The whole point of NaNoWriMo is to make you write, which is a feat in itself. Starting that first word and that first sentence has always been the most difficult part about writing. Aside from the plethora of distractions a click away, writing is draining. After all, you're bleeding.

I'm under no illusions. I do not think writing a novel under the umbrella of NaNoWriMo makes me an author anymore than I think taking a selfie makes me a photographer, but the purpose of the project makes it worthwhile all the same.

This time, I'm going into it with a better plan. As in, I'm actually going to have a plan, as opposed to last year where I "pantsed" it, as the NaNoWriMo folks call writing by the seat of your pants.

There is just no way to wing it with 1,666 words a day. I regularly take part in flash fiction contests where the word maximum is, at most, 360 words. In that instance, pantsing it is okay.

Even then, I fail repeatedly. I submit my flash fiction to a variety of online (and less frequently print) literary magazines and am routinely rejected. If you looked at my Submittable, a site that helps track your submissions, it would be filled with precisely 25 submissions listed as "declined" out of 30 submitted.

There's only one submission "accepted" on there. That's not counting magazines I submitted to outside the purview of that particular tracking service.

The point is, failure is hardwired into a writer because it's sure to happen a lot and in many cases, it's necessary as a mechanism to improve the writing.

It can be hard. Consider, I just bled onto this page for you only for it to not be a match. In my mind, I'm thinking, "Now what?"

Bleed again, I suppose.

Some writers will say they only write for themselves or for the art of the language itself, which are both good reasons. Writing can be cathartic and language is beautiful, but it's a delusion to think they don't write for others.

The end game is for a stranger thousands of miles away to find your words and connect to them. There is no greater high than someone else feeling something from the squiggles that splooged out of your brain onto the blank screen.

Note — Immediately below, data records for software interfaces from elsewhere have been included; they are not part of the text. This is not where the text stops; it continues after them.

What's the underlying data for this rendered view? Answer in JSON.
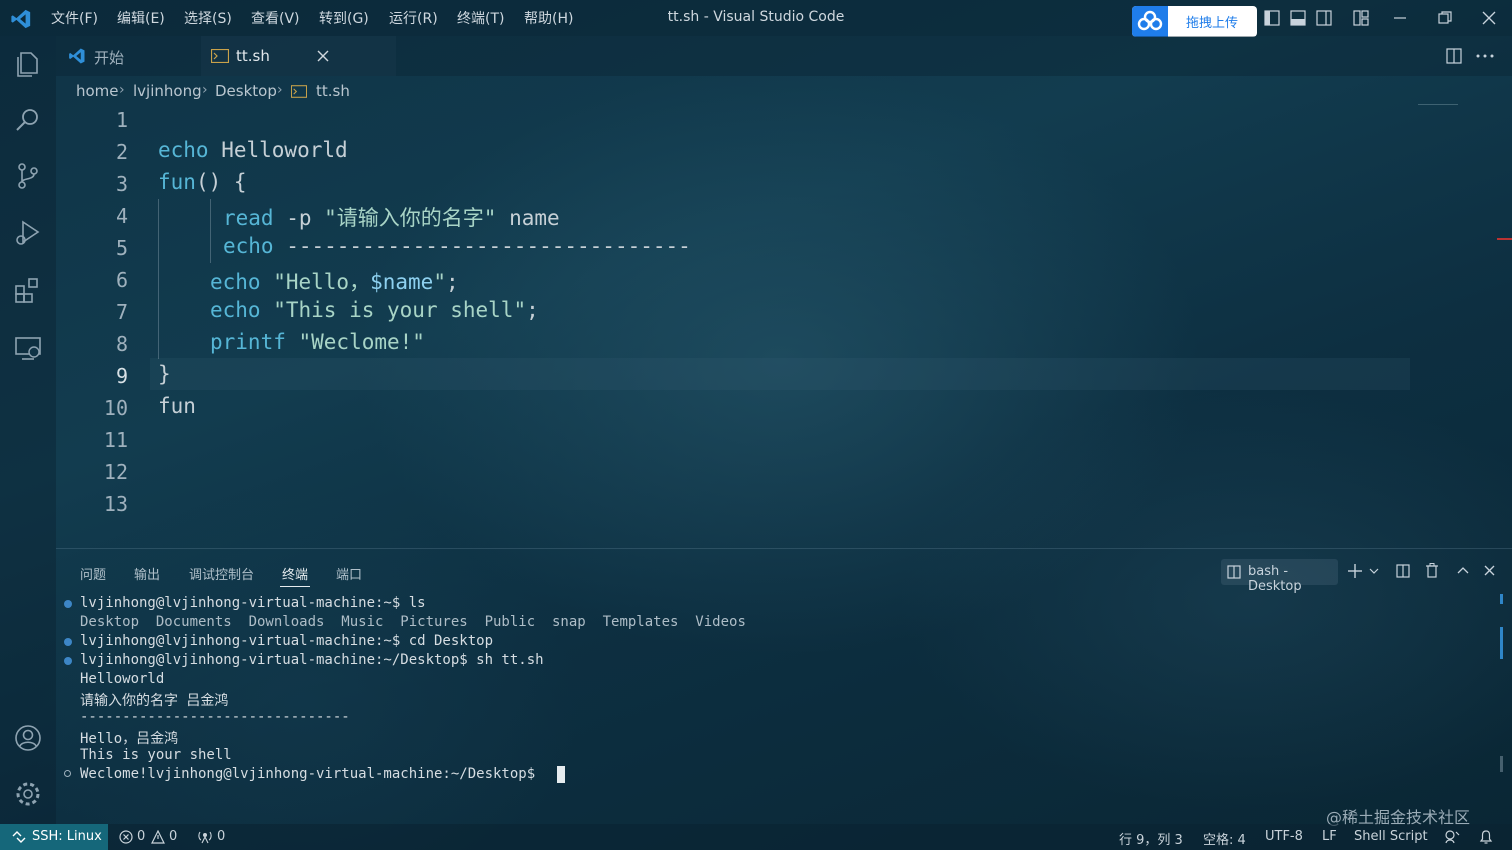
{
  "titlebar": {
    "menu": [
      "文件(F)",
      "编辑(E)",
      "选择(S)",
      "查看(V)",
      "转到(G)",
      "运行(R)",
      "终端(T)",
      "帮助(H)"
    ],
    "window_title": "tt.sh - Visual Studio Code",
    "upload_button": "拖拽上传"
  },
  "tabs": {
    "start": "开始",
    "active": "tt.sh"
  },
  "breadcrumb": [
    "home",
    "lvjinhong",
    "Desktop",
    "tt.sh"
  ],
  "editor": {
    "line_numbers": [
      "1",
      "2",
      "3",
      "4",
      "5",
      "6",
      "7",
      "8",
      "9",
      "10",
      "11",
      "12",
      "13"
    ],
    "lines": {
      "l2_kw": "echo",
      "l2_txt": " Helloworld",
      "l3_kw": "fun",
      "l3_txt": "() {",
      "l4_kw": "read",
      "l4_opt": " -p ",
      "l4_str": "\"请输入你的名字\"",
      "l4_txt": " name",
      "l5_kw": "echo",
      "l5_txt": " --------------------------------",
      "l6_kw": "echo",
      "l6_str1": " \"Hello，",
      "l6_var": "$name",
      "l6_str2": "\"",
      "l6_txt": ";",
      "l7_kw": "echo",
      "l7_str": " \"This is your shell\"",
      "l7_txt": ";",
      "l8_kw": "printf",
      "l8_str": " \"Weclome!\"",
      "l9_txt": "}",
      "l10_txt": "fun"
    }
  },
  "panel": {
    "tabs": [
      "问题",
      "输出",
      "调试控制台",
      "终端",
      "端口"
    ],
    "active_tab": "终端",
    "terminal_name": "bash - Desktop",
    "terminal_lines": [
      "lvjinhong@lvjinhong-virtual-machine:~$ ls",
      "Desktop  Documents  Downloads  Music  Pictures  Public  snap  Templates  Videos",
      "lvjinhong@lvjinhong-virtual-machine:~$ cd Desktop",
      "lvjinhong@lvjinhong-virtual-machine:~/Desktop$ sh tt.sh",
      "Helloworld",
      "请输入你的名字 吕金鸿",
      "--------------------------------",
      "Hello，吕金鸿",
      "This is your shell",
      "Weclome!lvjinhong@lvjinhong-virtual-machine:~/Desktop$ "
    ]
  },
  "statusbar": {
    "remote": "SSH: Linux",
    "errors": "0",
    "warnings": "0",
    "ports": "0",
    "position": "行 9，列 3",
    "spaces": "空格: 4",
    "encoding": "UTF-8",
    "eol": "LF",
    "language": "Shell Script"
  },
  "watermark": "@稀土掘金技术社区",
  "colors": {
    "accent": "#1f7dea",
    "remote_bg": "#15677a",
    "keyword": "#56b6d6",
    "string": "#a8d4c6"
  }
}
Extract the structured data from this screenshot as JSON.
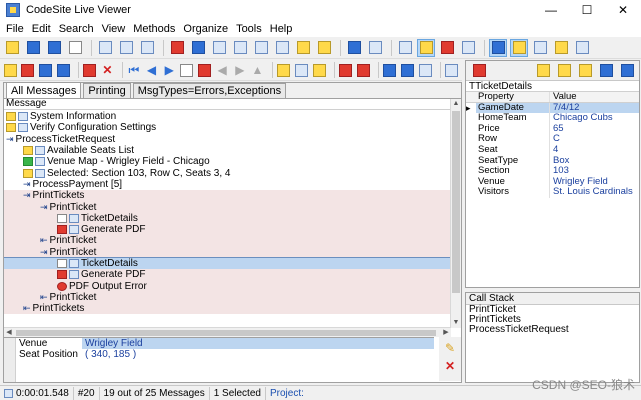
{
  "window": {
    "title": "CodeSite Live Viewer",
    "minimize": "—",
    "maximize": "☐",
    "close": "✕"
  },
  "menu": [
    "File",
    "Edit",
    "Search",
    "View",
    "Methods",
    "Organize",
    "Tools",
    "Help"
  ],
  "tabs": [
    "All Messages",
    "Printing",
    "MsgTypes=Errors,Exceptions"
  ],
  "messages_header": "Message",
  "messages": [
    {
      "text": "System Information",
      "icon": "info-icon",
      "indent": 0,
      "marker": "y",
      "pink": false
    },
    {
      "text": "Verify Configuration Settings",
      "icon": "warning-icon",
      "indent": 0,
      "marker": "y",
      "pink": false
    },
    {
      "text": "ProcessTicketRequest",
      "icon": "enter-method-icon",
      "indent": 0,
      "marker": "",
      "pink": false
    },
    {
      "text": "Available Seats List",
      "icon": "list-icon",
      "indent": 1,
      "marker": "y",
      "pink": false
    },
    {
      "text": "Venue Map - Wrigley Field - Chicago",
      "icon": "image-icon",
      "indent": 1,
      "marker": "g",
      "pink": false
    },
    {
      "text": "Selected: Section 103, Row C, Seats 3, 4",
      "icon": "note-icon",
      "indent": 1,
      "marker": "y",
      "pink": false
    },
    {
      "text": "ProcessPayment  [5]",
      "icon": "collapsed-method-icon",
      "indent": 1,
      "marker": "",
      "pink": false
    },
    {
      "text": "PrintTickets",
      "icon": "enter-method-icon",
      "indent": 1,
      "marker": "",
      "pink": true
    },
    {
      "text": "PrintTicket",
      "icon": "enter-method-icon",
      "indent": 2,
      "marker": "",
      "pink": true
    },
    {
      "text": "TicketDetails",
      "icon": "object-icon",
      "indent": 3,
      "marker": "w",
      "pink": true
    },
    {
      "text": "Generate PDF",
      "icon": "document-icon",
      "indent": 3,
      "marker": "r",
      "pink": true
    },
    {
      "text": "PrintTicket",
      "icon": "exit-method-icon",
      "indent": 2,
      "marker": "",
      "pink": true
    },
    {
      "text": "PrintTicket",
      "icon": "enter-method-icon",
      "indent": 2,
      "marker": "",
      "pink": true
    },
    {
      "text": "TicketDetails",
      "icon": "object-icon",
      "indent": 3,
      "marker": "w",
      "pink": false,
      "selected": true
    },
    {
      "text": "Generate PDF",
      "icon": "document-icon",
      "indent": 3,
      "marker": "r",
      "pink": true
    },
    {
      "text": "PDF Output Error",
      "icon": "error-icon",
      "indent": 3,
      "marker": "",
      "pink": true
    },
    {
      "text": "PrintTicket",
      "icon": "exit-method-icon",
      "indent": 2,
      "marker": "",
      "pink": true
    },
    {
      "text": "PrintTickets",
      "icon": "exit-method-icon",
      "indent": 1,
      "marker": "",
      "pink": true
    }
  ],
  "detail": [
    {
      "name": "Venue",
      "value": "Wrigley Field"
    },
    {
      "name": "Seat Position",
      "value": "( 340, 185 )"
    },
    {
      "name": "",
      "value": ""
    },
    {
      "name": "",
      "value": ""
    }
  ],
  "inspector": {
    "title": "TTicketDetails",
    "col_property": "Property",
    "col_value": "Value",
    "rows": [
      {
        "property": "GameDate",
        "value": "7/4/12",
        "selected": true
      },
      {
        "property": "HomeTeam",
        "value": "Chicago Cubs"
      },
      {
        "property": "Price",
        "value": "65"
      },
      {
        "property": "Row",
        "value": "C"
      },
      {
        "property": "Seat",
        "value": "4"
      },
      {
        "property": "SeatType",
        "value": "Box"
      },
      {
        "property": "Section",
        "value": "103"
      },
      {
        "property": "Venue",
        "value": "Wrigley Field"
      },
      {
        "property": "Visitors",
        "value": "St. Louis Cardinals"
      }
    ]
  },
  "callstack": {
    "header": "Call Stack",
    "items": [
      "PrintTicket",
      "PrintTickets",
      "ProcessTicketRequest"
    ]
  },
  "status": {
    "time": "0:00:01.548",
    "msg_number": "#20",
    "count": "19 out of 25 Messages",
    "selected": "1 Selected",
    "project": "Project:"
  },
  "watermark": "CSDN @SEO-狼术"
}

Writing for NaNoWriMo is an exercise in daily masochism with the sliver of hope that excellence resides on the other side of Dec. 1.

Now if only I could find that old typewriter I used to have and some sure-to-be-used whiteout ...